"This is a serious problem since this is the equivalent of clicking a link with your eyes closed," Pereyra wrote.
Tim Armstrong, researcher for the security firm Kaspersky Lab, said this streamlined process creates a "run first, ask questions later" mentality that benefits attackers.

An attack like his could easily be scaled up, Pereyra said, simply by printing the rigged QR tags and pasting them atop already-existing tags on posters in public places.
As companies and marketers take advantage of the power and ubiquity of mobile devices, and it becomes easier for consumers to carry out financial transactions via smartphones, researchers suspect online attackers will attempt to gain their own foothold in the market.

Leia Mais…

August 23, 2011

Ultra-Violet Radiation (UVR) From Tube Light

বর্তমানে একটি জনস্বাস্থ্যমূলক প্রসঙ্গ বারবার উঠে আসছে। তা হল tube light বা fluorescent lamp হতে নির্গত ultraviolet radiation (UVR) শরীরের জন্য ক্ষতিকর কিনা। কারণ UVR হল skin cancer এর জন্য দায়ি, যা মানব স্বাস্থ্যের জন্য হুমকিস্বরূপ। Tube light বা fluorescent lamp হতে নির্গত UVR
নিম্ন চাপীয় mercury বাষ্প হতে উৎপন্ন হয়। যখন electrical discharge mercury বাষ্পের মধ্য দিয়ে চালিত হয় তখন UVR উৎপন্ন হয়অধিকাংশ নির্গত শক্তির wavelength হল 254 nm ইহা UV-C spectrum (180-280 nm) এর মধ্যে অবস্থিত। Fluorescent bulb এর ক্ষেত্রে 254 nm এর  radiation ব্যবহৃত হয় phosphor কে উত্তেজিত করতে, যা bulb এর glass envelope এর ভিতরের দিকে প্রলেপ হিসেবে থাকে। পরবর্তিতে phosphor visible wavelength এর আলো নিঃসরণ করে (বিভিন্ন phosphor বিভিন্ন রঙ সৃষ্টি করে) এবং যে সকল UV-C রশ্নি phosphor শোষণ করে না তা glass wall দ্বারা শোষিত হয়। আবার mercury discharge অন্নান্য wavelength এর যেমন 365 nm এর আলোও নিঃসরণ করে যা UV-A spectrum (315-400 nm) এর মধ্যে অবস্থিত। এই UV-A radiation phosphor দ্বারা শোষিত হয়না এবং অধিকাংশই lamp wall ভেদ করে পরিবেশে মুক্ত হয়।১৯৮৮ সালে NRPB বিস্তারিত গবেষণা চালায় UVR এর উপর। তারা ক্ষতিকর প্রভাব যেমন photokeratitis, erythema ইত্যাদির জন্য মাত্রা  নির্ধারণ করে। এছাড়া non-melanoma skin cancer (NMSC) এর সাথেও UVR এর সংশ্লিষ্টতা দেখানো হয়

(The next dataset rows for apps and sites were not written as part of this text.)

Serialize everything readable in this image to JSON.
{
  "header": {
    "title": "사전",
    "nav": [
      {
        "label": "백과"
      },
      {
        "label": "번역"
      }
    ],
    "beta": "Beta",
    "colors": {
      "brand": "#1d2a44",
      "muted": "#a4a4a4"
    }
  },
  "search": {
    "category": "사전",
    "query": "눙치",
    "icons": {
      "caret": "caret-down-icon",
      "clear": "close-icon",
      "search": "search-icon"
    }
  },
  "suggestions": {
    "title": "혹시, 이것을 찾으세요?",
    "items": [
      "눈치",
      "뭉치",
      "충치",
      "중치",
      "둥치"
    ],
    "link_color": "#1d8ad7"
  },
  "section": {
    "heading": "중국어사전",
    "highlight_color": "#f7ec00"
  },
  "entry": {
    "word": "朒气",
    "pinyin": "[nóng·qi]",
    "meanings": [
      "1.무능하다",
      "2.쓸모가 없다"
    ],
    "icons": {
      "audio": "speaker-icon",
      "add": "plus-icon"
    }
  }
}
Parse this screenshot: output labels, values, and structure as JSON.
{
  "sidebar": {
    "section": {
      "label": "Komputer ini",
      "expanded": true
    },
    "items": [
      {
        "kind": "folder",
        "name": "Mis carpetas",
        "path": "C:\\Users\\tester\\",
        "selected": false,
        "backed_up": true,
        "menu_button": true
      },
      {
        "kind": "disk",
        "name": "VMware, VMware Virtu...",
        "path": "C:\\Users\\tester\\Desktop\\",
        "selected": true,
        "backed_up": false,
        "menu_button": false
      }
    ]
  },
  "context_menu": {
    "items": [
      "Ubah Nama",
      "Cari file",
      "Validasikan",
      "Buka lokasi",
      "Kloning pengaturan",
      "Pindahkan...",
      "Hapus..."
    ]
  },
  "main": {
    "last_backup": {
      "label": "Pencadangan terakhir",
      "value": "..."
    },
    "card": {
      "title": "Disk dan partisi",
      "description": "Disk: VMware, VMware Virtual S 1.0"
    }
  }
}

Leia Mais…

June 22, 2011

Who Is The Father Of Physics?

Physics is the field of science which studies the natural world and the laws on which it works. It is considered as the most fundamental of the sciences from which the other branches like chemistry, biology and application oriented fields like engineering and medicine originate. Physics has been studied by man since ancient times in various ways with a number of eminent personalities contributing a great deal to the field.

Physics though it employs mathematical means to comprehend various concepts which are then subjected to tests or experiments also has a philosophical aspect about it. The ancient Greek philosopher Thales (6th century BC) is widely regarded as the father of physics. He is credited with being the first to study the heavens; some of his achievements include predicting a solar eclipse, construction of an almanac and his statement that all 'things' are formed of one primary element.

Some important philosopher physicists of the period include Aristotle, Democritus and Archimedes. The father of Modern Physics is considered to be the Italian physicist Galileo Galilei most famous for his assertion of the heliocentric view of the solar system.
Some famous physicists of the modern period are Sir Isaac Newton, Johannes Kepler, Benjamin Franklin, Michael Faraday, Nikolai Tesla, Niels Bohr and Albert Einstein among others.

Leia Mais…